FRANK MARGAN - A FOND REFLECTION

Frank Margan at the sink ... drawing of Frank in the later '70s by Philip White 2007


When I was an acid-riddled kid--and probably the better for that--the first reliable book about wine that I encountered was Frank Margan's The Grape and I. It lit me up. 

I found it in 1972. It took some years to sink in. Combined with the influence of Michael Dransfield, it eventually convinced me it was possible to write mainly about wine.

The above is a a reflection sketch of Frank I found today in a notebook from 2007.

In the intermediate years, I was lucky to get to know Frank, who was primarily a journalist who loved gastronomy. I was lucky to dine in two of the lovely restaurants he ran, as an owner and chef; one in Sydney, another in his beloved Hunter Valley, where his son Andrew makes some of the best wines to regularly come from that vignoble, and other parts of New South Wales. 

Here's a bit of Frank's 1969 introduction. It was a radical departure from the popular--and very thin--froth written in those days:

"There are official fictions about the influx of migrants bringing their wine-drinking habits with them and teaching us about food and wine with it, and the other stories about our higher standard of living and more money in our pockets and greater sophistication so we'll blow a quid on a bottle of wine.

"But I don't believe any of that.

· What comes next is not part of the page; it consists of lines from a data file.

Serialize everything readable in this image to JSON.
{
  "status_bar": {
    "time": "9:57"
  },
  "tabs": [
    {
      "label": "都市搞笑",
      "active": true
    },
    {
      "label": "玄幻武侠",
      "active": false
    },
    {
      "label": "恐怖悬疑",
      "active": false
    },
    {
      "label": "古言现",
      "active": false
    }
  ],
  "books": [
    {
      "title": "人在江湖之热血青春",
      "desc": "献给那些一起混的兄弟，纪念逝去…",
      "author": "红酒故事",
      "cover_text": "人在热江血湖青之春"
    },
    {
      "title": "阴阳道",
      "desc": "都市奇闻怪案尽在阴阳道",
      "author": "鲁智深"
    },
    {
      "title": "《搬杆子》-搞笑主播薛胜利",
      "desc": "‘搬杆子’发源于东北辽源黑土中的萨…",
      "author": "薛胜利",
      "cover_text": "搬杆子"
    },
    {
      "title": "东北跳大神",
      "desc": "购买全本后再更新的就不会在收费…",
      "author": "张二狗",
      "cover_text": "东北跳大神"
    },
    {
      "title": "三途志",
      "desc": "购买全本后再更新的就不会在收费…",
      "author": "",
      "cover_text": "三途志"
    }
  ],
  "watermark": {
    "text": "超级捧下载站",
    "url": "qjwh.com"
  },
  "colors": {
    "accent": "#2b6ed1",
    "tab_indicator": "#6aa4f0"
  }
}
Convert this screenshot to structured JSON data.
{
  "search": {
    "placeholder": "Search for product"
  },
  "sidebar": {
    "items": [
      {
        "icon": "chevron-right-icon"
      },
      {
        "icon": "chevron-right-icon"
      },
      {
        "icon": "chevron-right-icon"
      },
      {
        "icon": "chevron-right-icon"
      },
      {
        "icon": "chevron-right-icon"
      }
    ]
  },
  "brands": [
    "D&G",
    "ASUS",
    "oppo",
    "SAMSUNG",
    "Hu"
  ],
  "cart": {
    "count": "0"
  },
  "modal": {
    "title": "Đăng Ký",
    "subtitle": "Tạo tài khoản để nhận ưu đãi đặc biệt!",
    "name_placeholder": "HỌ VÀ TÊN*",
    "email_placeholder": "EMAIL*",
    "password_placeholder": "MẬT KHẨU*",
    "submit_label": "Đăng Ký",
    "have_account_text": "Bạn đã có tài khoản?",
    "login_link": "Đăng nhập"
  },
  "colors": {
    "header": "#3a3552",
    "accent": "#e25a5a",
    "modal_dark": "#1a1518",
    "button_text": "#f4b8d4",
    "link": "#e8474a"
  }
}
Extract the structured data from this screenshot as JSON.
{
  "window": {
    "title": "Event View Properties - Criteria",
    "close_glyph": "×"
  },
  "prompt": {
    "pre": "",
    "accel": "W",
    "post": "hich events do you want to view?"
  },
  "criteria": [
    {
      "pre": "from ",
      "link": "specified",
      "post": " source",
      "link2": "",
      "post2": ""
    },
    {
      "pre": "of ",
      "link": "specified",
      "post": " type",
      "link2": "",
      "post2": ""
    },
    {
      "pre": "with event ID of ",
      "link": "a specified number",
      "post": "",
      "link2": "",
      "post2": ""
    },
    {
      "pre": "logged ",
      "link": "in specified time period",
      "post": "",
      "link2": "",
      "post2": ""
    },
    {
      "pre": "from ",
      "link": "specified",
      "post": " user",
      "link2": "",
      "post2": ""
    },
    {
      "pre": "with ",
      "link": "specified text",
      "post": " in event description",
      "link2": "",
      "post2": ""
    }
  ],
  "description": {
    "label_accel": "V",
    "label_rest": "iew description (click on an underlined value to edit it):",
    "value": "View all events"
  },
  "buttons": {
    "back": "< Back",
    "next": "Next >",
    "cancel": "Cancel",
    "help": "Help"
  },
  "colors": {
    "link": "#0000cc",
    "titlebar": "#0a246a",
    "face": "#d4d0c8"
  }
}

"It all happened because 25,000 of us were coming back here every year. After tasting the Médocs and the Graves and the vin ordinaire and catching the magic a little bit, we were quite a bit pretentious and often crashing bores about our trip. We spent our time looking for the cheap joints that had a touch of the European atmosphere and scorning the steak and eggs eaters and the tiled  pubs swilling out beer. We wanted decent food and we wanted to have wine with it and that created a demand that started today's jet climb into the wine consumption charts.

"It wasn't the migrants--if you care to keep your eyes open you'll find they have switched to beer, or flagon red mixed with lemonade or soda. No, it wasn't them. It was us."

Frank Margan, The Grape and I (Paul Hamlyn, 1969)  

Andrew, who's hyper-busy finishing a tricky vintage in the Hunter, tells me Frank's in good hands in a caring home where he still claims of his book "The unsigned ones are worth more than the signed ones."  

Best love to all you Margans. And Barbara!





  

2 comments:

ronnie radford said...

lovin your maps of Australia. pauines mouf. franks nose

Cheryl Hill said...

Regrettably acknowledging the passing of Frank last week. Fond memories of the Cottage Restaurant, Wollombi road, West Cessnock. Madly looking for a photo I have of Frank and friends in the restaurant with the boys smoking Gitanes (inside!) OMG.The memories will live on so Frank will certainly remain with me.

Cheryl Hill